Although compressed natural gas represents a cleaner and more efficient fuel for vehicles, its volatile nature requires a reinforced, heavy tank that stores the gas at high pressure and therefore limits vehicle design.
Researchers at the University of Pittsburgh's Swanson School of Engineering are utilizing metal-organic frameworks (MOFs) to develop a new type of storage system that would adsorb the gas like a sponge and allow for more energy-efficient storage and use.
The research, "Mechanisms of Heat Transfer in Porous Crystals Containing Adsorbed Gases: Applications to Metal-Organic Frameworks," was published this week in the journal Physical Review Letters by Christopher E. Wilmer, assistant professor of chemical and petroleum engineering, and postdoctoral fellow Hasan Babaei. (DOI: 10.1103/PhysRevLett.116.025902) Traditional CNG tanks are empty structures that require the gas to be stored at high pressure, which affects design and the weight of the vehicle. Dr. Wilmer and his lab are instead focused on porous crystal/gas systems, specifically MOFs, which possess structures with extremely high surface areas.
"One of the biggest challenges in developing an adsorbed natural gas (ANG) storage system is that the process generates significant heat which limits how quickly the tank can be filled," Dr. Wilmer said. "Unfortunately, not a lot is known about how to make adsorbents dissipate heat quickly. This study illuminates some of the fundamental mechanisms involved."
According to Dr. Wilmer, gases have a $500 billion impact on the global economy, but storing, separating, and transporting gas requires energy-intensive compression. His research into MOFs is an extension of his start-up company, NuMat Technologies, which develops MOF-based solutions for the gas storage industry.

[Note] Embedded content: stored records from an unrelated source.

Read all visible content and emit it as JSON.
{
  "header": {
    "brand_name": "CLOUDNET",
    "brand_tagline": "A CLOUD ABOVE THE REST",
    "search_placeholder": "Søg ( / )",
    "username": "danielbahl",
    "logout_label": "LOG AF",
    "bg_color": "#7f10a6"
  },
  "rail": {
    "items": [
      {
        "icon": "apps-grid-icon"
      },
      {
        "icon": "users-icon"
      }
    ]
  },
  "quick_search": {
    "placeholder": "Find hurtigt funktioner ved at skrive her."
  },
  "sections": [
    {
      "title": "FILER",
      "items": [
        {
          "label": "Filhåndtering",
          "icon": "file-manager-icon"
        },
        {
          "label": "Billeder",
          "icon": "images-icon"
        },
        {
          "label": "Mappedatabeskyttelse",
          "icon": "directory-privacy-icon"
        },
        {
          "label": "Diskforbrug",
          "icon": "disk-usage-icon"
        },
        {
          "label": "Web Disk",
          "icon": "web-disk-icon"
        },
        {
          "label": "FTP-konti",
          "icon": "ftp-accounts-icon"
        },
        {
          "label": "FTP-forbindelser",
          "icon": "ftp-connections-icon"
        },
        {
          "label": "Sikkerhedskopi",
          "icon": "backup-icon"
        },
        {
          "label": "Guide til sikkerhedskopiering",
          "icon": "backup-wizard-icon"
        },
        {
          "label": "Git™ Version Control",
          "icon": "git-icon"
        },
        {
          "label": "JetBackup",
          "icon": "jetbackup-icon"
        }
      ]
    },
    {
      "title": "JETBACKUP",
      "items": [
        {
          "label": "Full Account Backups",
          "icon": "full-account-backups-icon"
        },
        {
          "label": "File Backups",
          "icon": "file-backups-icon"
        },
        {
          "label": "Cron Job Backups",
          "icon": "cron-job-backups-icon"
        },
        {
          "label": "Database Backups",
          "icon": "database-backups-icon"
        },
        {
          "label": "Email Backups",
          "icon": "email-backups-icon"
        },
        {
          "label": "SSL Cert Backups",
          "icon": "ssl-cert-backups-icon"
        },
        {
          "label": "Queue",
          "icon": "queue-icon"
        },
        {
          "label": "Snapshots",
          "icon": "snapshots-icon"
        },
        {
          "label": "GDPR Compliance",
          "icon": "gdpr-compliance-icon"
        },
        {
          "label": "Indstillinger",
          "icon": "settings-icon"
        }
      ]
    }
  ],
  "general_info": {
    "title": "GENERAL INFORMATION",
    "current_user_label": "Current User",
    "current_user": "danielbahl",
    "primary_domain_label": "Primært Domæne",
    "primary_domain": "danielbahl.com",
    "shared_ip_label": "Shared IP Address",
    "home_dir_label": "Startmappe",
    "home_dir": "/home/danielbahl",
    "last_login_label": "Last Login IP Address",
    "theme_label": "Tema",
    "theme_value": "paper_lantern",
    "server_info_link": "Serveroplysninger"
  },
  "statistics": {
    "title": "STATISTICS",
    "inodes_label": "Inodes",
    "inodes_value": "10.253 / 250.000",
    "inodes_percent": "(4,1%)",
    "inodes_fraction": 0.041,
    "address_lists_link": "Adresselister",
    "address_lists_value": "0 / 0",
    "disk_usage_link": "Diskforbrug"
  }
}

"By gaining a better understanding of heat transfer mechanisms at the atomic scale in porous materials, we could develop a more efficient material that would be thermally conductive rather than thermally insulating," he explained. "Beyond natural gas, these insights could help us design better hydrogen gas storage systems as well. Any industrial process where a gas interacts with a porous material, where heat is an important factor, could potentially benefit from this research."

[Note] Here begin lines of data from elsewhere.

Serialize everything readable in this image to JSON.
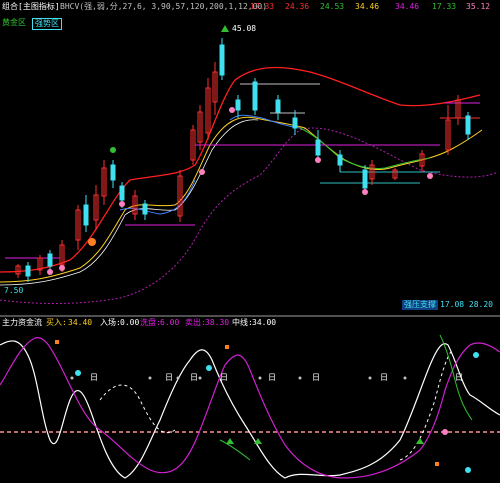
{
  "colors": {
    "bg": "#000000",
    "up": "#ff3030",
    "down": "#40e0f0",
    "white": "#ffffff",
    "yellow": "#ffd020",
    "magenta": "#e020e0",
    "purple": "#a020a0",
    "pink": "#ff80c0",
    "green": "#20c020",
    "blue": "#4080ff",
    "orange": "#ff8020",
    "cyan": "#00e0ff",
    "grey": "#c0c0c0",
    "dashred": "#ff6060"
  },
  "header": {
    "title": "组合[主图指标]",
    "params": "BHCV(强,弱,分,27,6, 3,90,57,120,200,1,12,00)",
    "v1": "17.33",
    "v2": "24.36",
    "v3": "24.53",
    "v4": "34.46",
    "v5": "34.46",
    "v6": "17.33",
    "v7": "35.12"
  },
  "subheader": {
    "left": "黄金区",
    "tag": "强势区"
  },
  "top_price": "45.08",
  "low_price": "7.50",
  "right_label": "强压支撑",
  "right_vals": "17.08  28.20",
  "sub_panel": {
    "name": "主力资金流",
    "items": [
      {
        "label": "买入:",
        "value": "34.40"
      },
      {
        "label": "入场:",
        "value": "0.00"
      },
      {
        "label": "洗盘:",
        "value": "6.00"
      },
      {
        "label": "卖出:",
        "value": "38.30"
      },
      {
        "label": "中线:",
        "value": "34.00"
      }
    ]
  },
  "labels": [
    "日",
    "日",
    "日",
    "日",
    "日",
    "日",
    "日",
    "日"
  ]
}
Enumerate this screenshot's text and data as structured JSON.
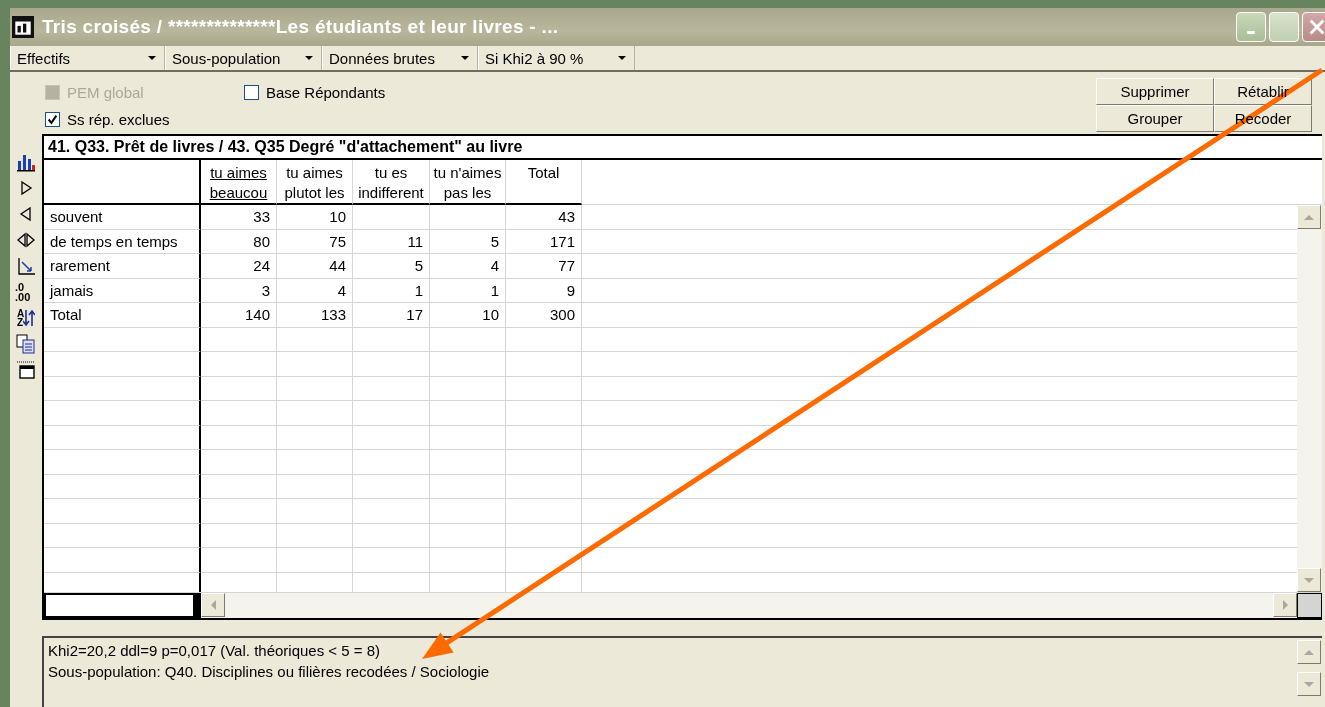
{
  "window": {
    "title": "Tris croisés / **************Les étudiants et leur livres - ..."
  },
  "dropdowns": [
    {
      "label": "Effectifs"
    },
    {
      "label": "Sous-population"
    },
    {
      "label": "Données brutes"
    },
    {
      "label": "Si Khi2 à 90 %"
    }
  ],
  "options": [
    {
      "label": "PEM global",
      "checked": false,
      "disabled": true
    },
    {
      "label": "Base Répondants",
      "checked": false,
      "disabled": false
    },
    {
      "label": "Ss rép. exclues",
      "checked": true,
      "disabled": false
    }
  ],
  "buttons": [
    "Supprimer",
    "Rétablir",
    "Grouper",
    "Recoder"
  ],
  "toolbar": [
    {
      "kind": "bar-chart"
    },
    {
      "kind": "next"
    },
    {
      "kind": "previous"
    },
    {
      "kind": "both"
    },
    {
      "kind": "axis"
    },
    {
      "kind": "decimals",
      "glyph_top": ".0",
      "glyph_bottom": ".00"
    },
    {
      "kind": "sort",
      "glyph": "AZ"
    },
    {
      "kind": "copy"
    },
    {
      "kind": "window"
    }
  ],
  "table": {
    "title": "41. Q33. Prêt de livres / 43. Q35 Degré \"d'attachement\" au livre",
    "columns": [
      {
        "line_1": "tu aimes",
        "line_2": "beaucou",
        "selected": true
      },
      {
        "line_1": "tu aimes",
        "line_2": "plutot les",
        "selected": false
      },
      {
        "line_1": "tu es",
        "line_2": "indifferent",
        "selected": false
      },
      {
        "line_1": "tu n'aimes",
        "line_2": "pas les",
        "selected": false
      },
      {
        "line_1": "Total",
        "selected": false
      }
    ],
    "rows": [
      {
        "label": "souvent",
        "cells": [
          "33",
          "10",
          "",
          "",
          "43"
        ]
      },
      {
        "label": "de temps en temps",
        "cells": [
          "80",
          "75",
          "11",
          "5",
          "171"
        ]
      },
      {
        "label": "rarement",
        "cells": [
          "24",
          "44",
          "5",
          "4",
          "77"
        ]
      },
      {
        "label": "jamais",
        "cells": [
          "3",
          "4",
          "1",
          "1",
          "9"
        ]
      },
      {
        "label": "Total",
        "cells": [
          "140",
          "133",
          "17",
          "10",
          "300"
        ]
      }
    ]
  },
  "status": [
    "Khi2=20,2  ddl=9  p=0,017  (Val. théoriques < 5 = 8)",
    "Sous-population: Q40. Disciplines ou filières recodées / Sociologie"
  ]
}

Source: University of Pittsburgh – 20.01.2016.
Investigated and edited by:Dr.-Ing. Christoph Konetschny, Inhaber und Gründer von Materialsgate
Büro für Material- und Technologieberatung
The investigation and editing of this document was performed with best care and attention.
For the accuracy, validity, availability and applicability of the given information, we take no liability.
Please discuss the suitability concerning your specific application with the experts of the named company or organization.
You want additional material or technology investigations concerning this subject?Materialsgate is leading in material consulting and material investigation.
Feel free to use our established consulting services
Your weekly MaterialTRENDS for
Engineering & Design
Partner of the Week
Search in MaterialsgateNEWS
Books and products
Wolfgang Kollenberg (Herausgeber)